Another important feature is scan-to-email. With this feature, a forwarding of the digital document is directly initiated via the DMS. This allows the digital document just created to be sent to relevant persons or directly to the digital document repository. In this way, time-consuming steps in the creation of the digital filing system are eliminated, because the DMS takes care of this automatically. In the meantime, these systems also have artificial intelligence that takes over parts of necessary post-processing independently. This includes, for example, automatically rotating documents that are upside down.

Archiving in your customs clearance – what works and what doesn’t?

In the area of export/transfer there are the following documents:

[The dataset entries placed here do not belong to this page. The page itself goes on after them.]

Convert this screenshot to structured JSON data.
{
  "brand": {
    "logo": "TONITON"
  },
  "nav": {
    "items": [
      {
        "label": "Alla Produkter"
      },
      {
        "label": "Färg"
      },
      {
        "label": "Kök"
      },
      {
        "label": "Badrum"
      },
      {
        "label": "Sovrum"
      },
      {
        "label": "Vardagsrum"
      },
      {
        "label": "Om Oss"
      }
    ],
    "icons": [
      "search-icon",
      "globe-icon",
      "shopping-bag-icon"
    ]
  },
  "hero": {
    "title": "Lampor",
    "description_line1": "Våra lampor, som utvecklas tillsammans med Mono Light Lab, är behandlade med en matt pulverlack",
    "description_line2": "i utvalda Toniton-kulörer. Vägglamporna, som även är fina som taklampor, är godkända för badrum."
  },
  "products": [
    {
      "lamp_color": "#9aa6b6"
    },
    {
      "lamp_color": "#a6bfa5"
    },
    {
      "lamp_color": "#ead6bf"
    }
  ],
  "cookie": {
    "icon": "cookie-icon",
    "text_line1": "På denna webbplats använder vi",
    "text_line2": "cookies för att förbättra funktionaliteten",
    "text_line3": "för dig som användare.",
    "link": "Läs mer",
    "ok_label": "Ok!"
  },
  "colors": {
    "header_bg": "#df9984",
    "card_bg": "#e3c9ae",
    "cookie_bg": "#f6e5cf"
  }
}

  • Export declaration (ABD, AGV)
  • Message exchange with customs administration (ATLAS logbook) (system-related)
  • Licences (AzG, Nullbescheid, EAG, SAG)
  • Invoices or documents proving the value of the goods
  • other documents, e.g. according to EA authorisations,
  • Export control-relevant inspections (recipient or product-related)
  • Calculations for issuing preferential certificates

Not all of the documents listed must be archived in accordance with legal requirements, but they must be archived to enable the case to be examined by the authorities for traceability purposes.

Customs documents that must be archived include all required documents that must accompany a customs declaration (Art. 163 UCC). The required documents differ depending on the structure of the business case.

The export declaration and related documents such as the export accompanying document and the exit note (ABD and AGV) are created by System Export. However, these must also be filed as PDFs with the transaction, although they are also archived again in the system.

Authorisations by the authorities (e.g. BAFA) as documents with a stamp must be archived in paper form.

Your advantages of digital document management

You might be thinking: that’s a lot of time and money to switch everything to digital. In fact, it is a very simple task that will make your work easier. This is where you will be able to save time and money. For example, you will be able to search in your digital filing system much more centrally and directly – no matter where you are sitting. In other words, all processes are location-independent. Simply determine in advance who can see or edit what. This also increases data security. You can also control compliance or legal requirements more easily by setting automatic time periods for saving or deleting.

When choosing a digital filing system, simply make sure that the software is GoBD-compliant and that you introduce organisational and technical measures to ensure that all legal requirements are actually met. If you have any questions or need advice on this, we will be happy to help you. With the right software and the right partner, switching to a fully digital filing system is an easy task.

Related posts